           Takes a boolean argument. If "0", the system is configured to maintain the RTC in
           universal time. If "1", it will maintain the RTC in local time instead. Note that
           maintaining the RTC in the local timezone is not fully supported and will create
           various problems with time zone changes and daylight saving adjustments. If at all
           possible, keep the RTC in UTC mode. Note that invoking this will also synchronize the
           RTC from the system clock, unless --adjust-system-clock is passed (see above). This
           command will change the 3rd line of /etc/adjtime, as documented in hwclock(8).

       set-ntp [BOOL]
           Takes a boolean argument. Controls whether network time synchronization is active and
           enabled (if available). This enables and starts, or disables and stops the
           systemd-timesyncd.service unit. It does not affect the state of any other, unrelated
           network time synchronization services that might be installed on the system. This
           command is hence mostly equivalent to: systemctl enable --now
           systemd-timesyncd.service and systemctl disable --now systemd-timesyncd.service, but
           is protected by a different access policy.

           Note that even if time synchronization is turned off with this command, another
           unrelated system service might still synchronize the clock with the network. Also note
           that, strictly speaking, systemd-timesyncd.service does more than just network time
           synchronization, as it ensures a monotonic clock on systems without RTC even if no
           network is available. See systemd-timesyncd.service(8) for details about this.


       On success, 0 is returned, a non-zero failure code otherwise.


           Pager to use when --no-pager is not given; overrides $PAGER. Setting this to an empty
           string or the value "cat" is equivalent to passing --no-pager.

           Override the default options passed to less ("FRSXMK").


       Show current settings:

           $ timedatectl
                 Local time: Di 2015-04-07 16:26:56 CEST
             Universal time: Di 2015-04-07 14:26:56 UTC
                   RTC time: Di 2015-04-07 14:26:56
                  Time zone: Europe/Berlin (CEST, +0200)
            Network time on: yes
           NTP synchronized: yes
            RTC in local TZ: no

       Enable network time synchronization:

           $ timedatectl set-ntp true
           ==== AUTHENTICATING FOR org.freedesktop.timedate1.set-ntp ===
           Authentication is required to control whether network time synchronization shall be enabled.
           Authenticating as: user
           Password: ********
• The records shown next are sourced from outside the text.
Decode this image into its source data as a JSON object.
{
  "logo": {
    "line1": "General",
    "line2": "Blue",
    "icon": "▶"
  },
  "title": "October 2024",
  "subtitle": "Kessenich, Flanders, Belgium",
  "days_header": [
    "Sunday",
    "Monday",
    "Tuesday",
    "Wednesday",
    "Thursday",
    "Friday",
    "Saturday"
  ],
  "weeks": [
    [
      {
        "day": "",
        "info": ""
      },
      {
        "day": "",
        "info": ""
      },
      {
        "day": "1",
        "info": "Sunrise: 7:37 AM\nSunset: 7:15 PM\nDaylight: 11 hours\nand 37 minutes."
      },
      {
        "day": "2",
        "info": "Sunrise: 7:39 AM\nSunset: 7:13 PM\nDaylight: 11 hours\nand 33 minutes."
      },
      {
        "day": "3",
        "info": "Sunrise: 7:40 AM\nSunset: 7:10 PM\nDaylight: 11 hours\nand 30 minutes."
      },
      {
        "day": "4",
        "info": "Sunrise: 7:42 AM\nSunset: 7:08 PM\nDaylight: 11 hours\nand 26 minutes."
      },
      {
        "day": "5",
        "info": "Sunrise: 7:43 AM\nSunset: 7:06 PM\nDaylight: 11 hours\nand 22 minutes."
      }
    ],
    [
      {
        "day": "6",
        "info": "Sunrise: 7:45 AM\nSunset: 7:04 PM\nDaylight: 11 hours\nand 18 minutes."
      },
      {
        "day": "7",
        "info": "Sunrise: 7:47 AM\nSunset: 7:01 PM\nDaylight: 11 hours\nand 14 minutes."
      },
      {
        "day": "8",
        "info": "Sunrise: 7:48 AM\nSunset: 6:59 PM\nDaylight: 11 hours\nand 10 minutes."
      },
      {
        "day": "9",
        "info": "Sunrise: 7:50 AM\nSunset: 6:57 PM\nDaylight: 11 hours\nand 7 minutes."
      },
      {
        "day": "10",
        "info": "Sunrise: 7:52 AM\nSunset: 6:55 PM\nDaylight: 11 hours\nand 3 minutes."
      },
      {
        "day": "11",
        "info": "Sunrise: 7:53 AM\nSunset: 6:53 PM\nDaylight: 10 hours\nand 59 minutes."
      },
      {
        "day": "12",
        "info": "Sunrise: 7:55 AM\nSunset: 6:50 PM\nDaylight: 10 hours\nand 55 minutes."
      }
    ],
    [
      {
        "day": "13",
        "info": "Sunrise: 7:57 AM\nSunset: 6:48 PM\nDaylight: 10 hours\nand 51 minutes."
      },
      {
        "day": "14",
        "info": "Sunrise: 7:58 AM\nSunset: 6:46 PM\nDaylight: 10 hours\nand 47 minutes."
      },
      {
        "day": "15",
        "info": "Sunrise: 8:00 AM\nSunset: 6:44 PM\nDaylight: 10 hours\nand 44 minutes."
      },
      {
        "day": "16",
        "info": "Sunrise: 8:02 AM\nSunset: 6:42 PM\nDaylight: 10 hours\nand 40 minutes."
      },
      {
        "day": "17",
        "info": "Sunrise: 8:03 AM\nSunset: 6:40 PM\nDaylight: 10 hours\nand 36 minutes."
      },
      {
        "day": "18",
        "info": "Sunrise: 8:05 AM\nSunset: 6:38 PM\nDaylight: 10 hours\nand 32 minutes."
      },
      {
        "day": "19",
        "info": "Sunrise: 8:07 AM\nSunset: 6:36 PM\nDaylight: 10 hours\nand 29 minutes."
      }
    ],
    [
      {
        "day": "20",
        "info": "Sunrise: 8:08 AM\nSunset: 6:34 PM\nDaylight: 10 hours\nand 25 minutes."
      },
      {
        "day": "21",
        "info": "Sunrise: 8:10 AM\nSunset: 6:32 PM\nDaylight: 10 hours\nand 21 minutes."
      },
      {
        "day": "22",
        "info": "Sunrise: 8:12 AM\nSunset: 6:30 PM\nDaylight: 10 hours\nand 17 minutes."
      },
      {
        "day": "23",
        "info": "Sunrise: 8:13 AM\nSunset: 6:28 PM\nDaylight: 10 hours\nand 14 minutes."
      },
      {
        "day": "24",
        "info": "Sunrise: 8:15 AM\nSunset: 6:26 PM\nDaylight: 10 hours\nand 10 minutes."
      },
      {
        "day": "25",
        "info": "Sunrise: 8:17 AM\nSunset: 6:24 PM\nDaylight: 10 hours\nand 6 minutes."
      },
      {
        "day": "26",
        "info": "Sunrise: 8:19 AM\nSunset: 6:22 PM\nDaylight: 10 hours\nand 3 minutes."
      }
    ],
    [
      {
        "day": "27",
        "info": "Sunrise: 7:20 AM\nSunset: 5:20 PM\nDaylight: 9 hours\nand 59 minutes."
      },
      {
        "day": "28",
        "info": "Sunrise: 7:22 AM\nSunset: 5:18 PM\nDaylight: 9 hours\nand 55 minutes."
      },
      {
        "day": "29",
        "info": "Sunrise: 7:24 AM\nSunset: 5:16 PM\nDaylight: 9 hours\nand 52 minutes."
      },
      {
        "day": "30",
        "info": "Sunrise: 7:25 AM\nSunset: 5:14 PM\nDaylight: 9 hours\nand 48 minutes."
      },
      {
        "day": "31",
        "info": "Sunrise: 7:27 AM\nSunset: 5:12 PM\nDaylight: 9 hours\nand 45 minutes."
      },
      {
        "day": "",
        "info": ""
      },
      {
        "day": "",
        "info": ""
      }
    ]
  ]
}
           $ systemctl status systemd-timesyncd.service
           ● systemd-timesyncd.service - Network Time Synchronization
              Loaded: loaded (/lib/systemd/system/systemd-timesyncd.service; enabled)
              Active: active (running) since Mo 2015-03-30 14:20:38 CEST; 5s ago
                Docs: man:systemd-timesyncd.service(8)
            Main PID: 595 (systemd-timesyn)
              Status: "Using Time Server ("
              CGroup: /system.slice/systemd-timesyncd.service
                      └─595 /lib/systemd/systemd-timesyncd
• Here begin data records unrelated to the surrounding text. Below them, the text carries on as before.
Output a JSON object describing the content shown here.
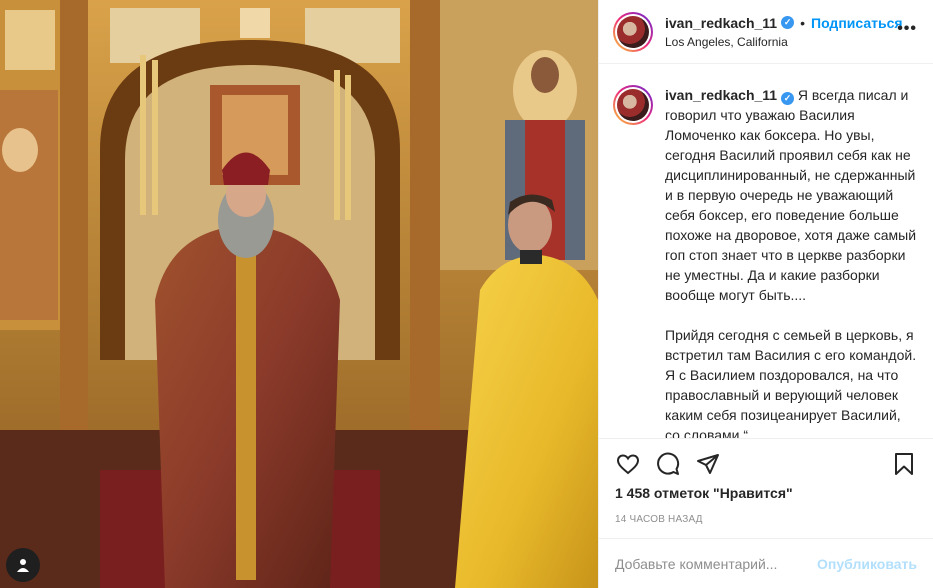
{
  "post": {
    "username": "ivan_redkach_11",
    "follow_label": "Подписаться",
    "separator": "•",
    "location": "Los Angeles, California",
    "more_label": "•••",
    "caption_username": "ivan_redkach_11",
    "caption": "Я всегда писал и говорил что уважаю Василия Ломоченко как боксера. Но увы, сегодня Василий проявил себя как не дисциплинированный, не сдержанный и в первую очередь не уважающий себя боксер, его поведение больше похоже на дворовое, хотя даже самый гоп стоп знает что в церкве разборки не уместны. Да и какие разборки вообще могут быть....\n\nПрийдя сегодня с семьей в церковь, я встретил там Василия с его командой. Я с Василием поздоровался, на что православный и верующий человек каким себя позицеанирует Василий, со словами “…….. ……………….."
  },
  "actions": {
    "like_icon": "heart-icon",
    "comment_icon": "comment-bubble-icon",
    "share_icon": "paper-plane-icon",
    "save_icon": "bookmark-icon"
  },
  "likes_text": "1 458 отметок \"Нравится\"",
  "time_text": "14 ЧАСОВ НАЗАД",
  "comment": {
    "placeholder": "Добавьте комментарий...",
    "publish_label": "Опубликовать"
  },
  "colors": {
    "accent": "#0095f6",
    "publish_disabled": "#b2dffc",
    "verified": "#3897f0"
  }
}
       systemd(1), hwclock(8), date(1), localtime(5), systemctl(1), systemd-timedated.service(8),
       systemd-timesyncd.service(8), systemd-firstboot(1)